observed sensitivity of the test and therefore biases upwards estimates of accuracy.

The other two studies that passed our screening (Raskin and Kircher, 1990; Honts and Amato, 1999) dealt with deception on preemployment screening tests. They both were pilot studies, had small sample sizes, allocated subjects to other treatment categories than just deceptive/innocent, and had a variety of other methodological problems. The results we could extract that pertained to accuracy were unimpressive, in the bottom 25 percent of the studies from which we extracted data.
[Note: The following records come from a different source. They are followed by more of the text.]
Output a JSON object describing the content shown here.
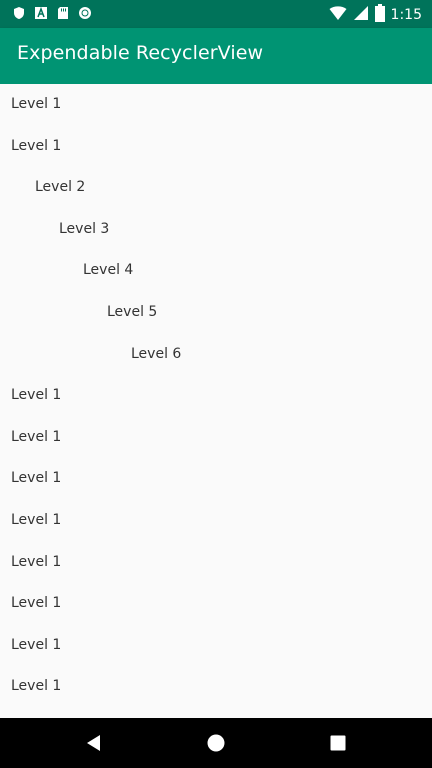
{
  "status_bar": {
    "time": "1:15",
    "left_icons": [
      "shield-icon",
      "font-a-icon",
      "sd-card-icon",
      "record-icon"
    ],
    "right_icons": [
      "wifi-icon",
      "signal-icon",
      "battery-icon"
    ]
  },
  "app_bar": {
    "title": "Expendable RecyclerView",
    "color": "#009473",
    "status_color": "#00735a"
  },
  "list": {
    "items": [
      {
        "label": "Level 1",
        "level": 1
      },
      {
        "label": "Level 1",
        "level": 1
      },
      {
        "label": "Level 2",
        "level": 2
      },
      {
        "label": "Level 3",
        "level": 3
      },
      {
        "label": "Level 4",
        "level": 4
      },
      {
        "label": "Level 5",
        "level": 5
      },
      {
        "label": "Level 6",
        "level": 6
      },
      {
        "label": "Level 1",
        "level": 1
      },
      {
        "label": "Level 1",
        "level": 1
      },
      {
        "label": "Level 1",
        "level": 1
      },
      {
        "label": "Level 1",
        "level": 1
      },
      {
        "label": "Level 1",
        "level": 1
      },
      {
        "label": "Level 1",
        "level": 1
      },
      {
        "label": "Level 1",
        "level": 1
      },
      {
        "label": "Level 1",
        "level": 1
      }
    ]
  },
  "nav_bar": {
    "buttons": [
      "back-icon",
      "home-icon",
      "recents-icon"
    ]
  }
}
One study deserves special attention because, although it did not meet our minimal screening criteria, it is the only available study that reports results from a real screening situation. Brownlie, Johnson, and Knill (1998) reported a study of 769 relevant-irrelevant polygraph tests of applicants for security positions at Atlanta International Airport between 1995 and 1997. The tests included four relevant questions, on past convictions for traffic violations or felonies, past bankruptcies, and use of marijuana during the past 30 days. As is typical with relevant-irrelevant testing, scoring was done by examiners’ impressions rather than any standardized method, a fact that makes generalization to other examiners very risky. The study reported results that correspond to an accuracy index of 0.81, a value well above chance, but still in the bottom 25 percent of the studies from which we extracted data.4
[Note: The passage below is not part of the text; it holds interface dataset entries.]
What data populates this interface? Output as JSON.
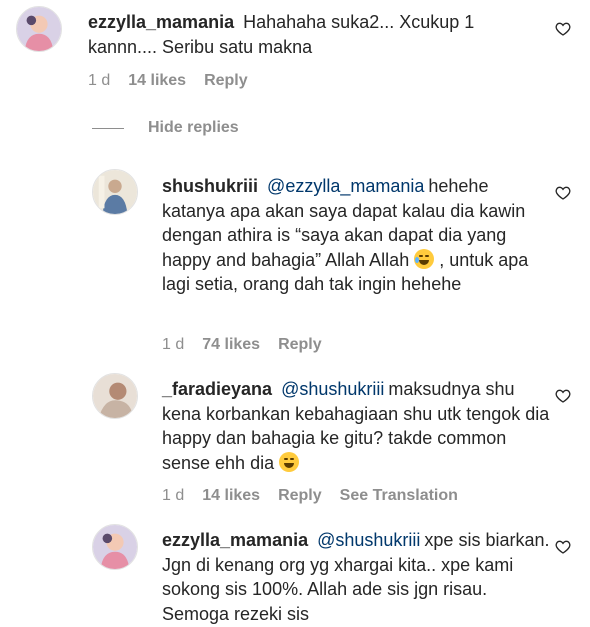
{
  "comments": [
    {
      "username": "ezzylla_mamania",
      "mention": "",
      "text": "Hahahaha suka2... Xcukup 1 kannn.... Seribu satu makna",
      "time": "1 d",
      "likes": "14 likes",
      "reply": "Reply",
      "translation": ""
    },
    {
      "username": "shushukriii",
      "mention": "@ezzylla_mamania",
      "text": "hehehe katanya apa akan saya dapat kalau dia kawin dengan athira is “saya akan dapat dia yang happy and bahagia” Allah Allah",
      "text_after_emoji": ", untuk apa lagi setia, orang dah tak ingin hehehe",
      "time": "1 d",
      "likes": "74 likes",
      "reply": "Reply",
      "translation": ""
    },
    {
      "username": "_faradieyana",
      "mention": "@shushukriii",
      "text": "maksudnya shu kena korbankan kebahagiaan shu utk tengok dia happy dan bahagia ke gitu? takde common sense ehh dia",
      "time": "1 d",
      "likes": "14 likes",
      "reply": "Reply",
      "translation": "See Translation"
    },
    {
      "username": "ezzylla_mamania",
      "mention": "@shushukriii",
      "text": "xpe sis biarkan. Jgn di kenang org yg xhargai kita.. xpe kami sokong sis 100%. Allah ade sis jgn risau. Semoga rezeki sis",
      "time": "",
      "likes": "",
      "reply": "",
      "translation": ""
    }
  ],
  "hide_replies": "Hide replies",
  "icons": {
    "like": "heart-outline-icon",
    "laugh": "laughing-tears-emoji",
    "grin": "grinning-sweat-emoji"
  }
}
A desirable feature found in some screening studies is that examiners know neither which examinees are deceptive nor which of several questions a deceptive examinee will answer untruthfully (e.g., Barland, 1981; Correa and Adams, 1981; Honts and Amato, 1999; Raskin and Kircher, 1990; Timm, 1991). These studies mimic one aspect of true screening: the examiner is not certain which item is “relevant.” But in other respects these studies they are still a far cry from normal screening, in which the examinee has not been instructed specifically to lie, the list of possible deceptive answers is effectively infinite, and examinees may be deceptive about multiple items. In mock screening experiments, the mock transgression is highly salient, at least to all “programmed guilty” examinees, and everyone involved in the situation knows that the critical event is a specific staged transgression (even if they do not know the precise one). In typical real-life screening applications, there are a wide range of behaviors that might lead examinees either to admit minor infractions or to deny them, based on their individual perceptions of what the examiner “really” wants to know. Thus, examinees in actual polygraph screening may not know or may not agree about precisely what constitutes an honest and complete answer to some questions. In contrast, mock screening studies include a narrow range of issues that might be the target for deception, and subjects are assigned to deceptive or nondeceptive roles,

The National Academies | 500 Fifth St. N.W. | Washington, D.C. 20001
Copyright © National Academy of Sciences. All rights reserved.
Terms of Use and Privacy Statement